Dance Dance Revolution also gets a new edition or two, with new Wii and PS2 releases. Naoki Maeda introduces the new releases and announces the Wii version's big new feature: Wii Balance Board support. Since you can't jump on the Balance Board, this mode has you leaning to the music while still handling the Hottest Party trademark Wiimote-Nunchuk craziness. Combined with "several" new modes, Konami hopes to give the series a good kick in the pants with this release.

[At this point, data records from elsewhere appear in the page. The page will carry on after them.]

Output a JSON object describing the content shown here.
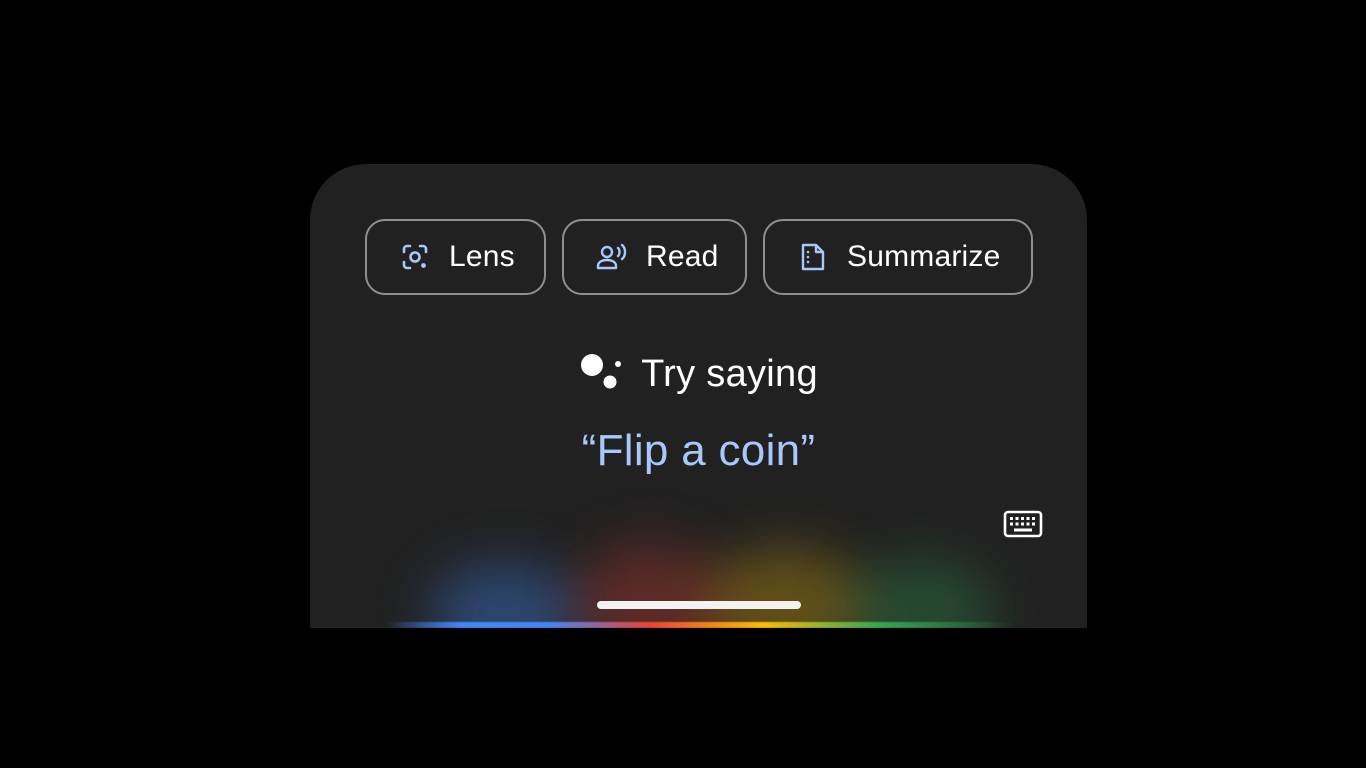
{
  "actions": {
    "lens_label": "Lens",
    "read_label": "Read",
    "summarize_label": "Summarize"
  },
  "prompt": {
    "title": "Try saying",
    "suggestion": "“Flip a coin”"
  },
  "icons": {
    "lens": "lens-icon",
    "read": "read-aloud-icon",
    "summarize": "summarize-icon",
    "assistant": "google-assistant-icon",
    "keyboard": "keyboard-icon"
  },
  "colors": {
    "background": "#000000",
    "sheet": "#212121",
    "chip_border": "#8f8f8f",
    "accent_text": "#a8c7fa",
    "icon_accent": "#a8c7fa",
    "google_blue": "#4285f4",
    "google_red": "#ea4335",
    "google_yellow": "#fbbc05",
    "google_green": "#34a853"
  }
}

Finally, they announced Wireway for the DS, which is a new IP that features a spunky little hero who wouldn't be out of place in prior-generation games. The gameplay is obviously intended for the Nintendo DS, though; you can move the character by grabbing onto wires, which you then stretch to catapult him around. Some other tricks include wires on pulleys that you can manipulate with the stylus, but at the core, the game is about taking wires and occasionally supercharging them to rocket you across maps. They also demonstrated the Strategy mode, where you draw in bumpers and wires to climb to the top of the level. Ad-hoc four-player racing will also be available when the game launches this fall. The story mode is expected to offer 48 maps, the special modes will offer another 32, and Versus mode will provide a modest 10 maps.
We got a Hudson announcement. Demonstrated was Deca Sports 2, with 10 new sports, including five-on-five ice hockey and the lawn game Pétanque. The title will also introduce player "teams" and online multiplayer, but we'll provide some more information when we write up our Hudson coverage at a later date.
Silent Hill jumps back a generation and then jumps forward another with Silent Hill: Shattered Memories for the Wii, PSP and PS2. Planned for a fall 2009 release, this game will be a new take on the first Silent Hill. You're playing as Harry Mason again, and you're looking for your daughter Cheryl. Things change almost completely from there, though ....
They promised solid and distinct versions for the PSP and PS2, but the game's core, as demonstrated on the Wii version, has you moving with the Nunchuk and manipulating a flashlight with the Wiimote to look around. The idea is to try and better immerse you in the game, a task aided by a full elimination of loading and any visible UI elements. The only time there are obvious signs that this is a game and not a prerecorded animation is when you see helpful button prompts, and even those are planned to be rare. Your menu is a cell phone, which you can use while walking and doesn't pause the game. You can send and receive calls during play, and the phone's camera can even see things that you sometimes can't.
Perhaps one of the most interesting ideas, though, is how Silent Hill: Shattered Memories will keep players more scared than before. The game's "therapist" will analyze your personality based on your play style, and, in the style of the AI director of Left 4 Dead, adjust how the game tries to scare you accordingly. The monsters, which only show up when the area changes into a nightmare (per the series norm, though now they're frozen and devoid of all non-monstrous life), are advertised as being smart enough to round off and cut you off. While you can't fight, you can try to hide or pull things into their paths to slow them down, as well as scare the pants off of them with the occasional flare.
As the Konami press conference starts to wrap up, one last surprise is offered: Xbox 360 and PS3 DDRs. It will feature eight-arrow play per player with support for the usual up, down, left and right, as well as all four diagonals. They also advertised 150 pieces of DLC for these versions.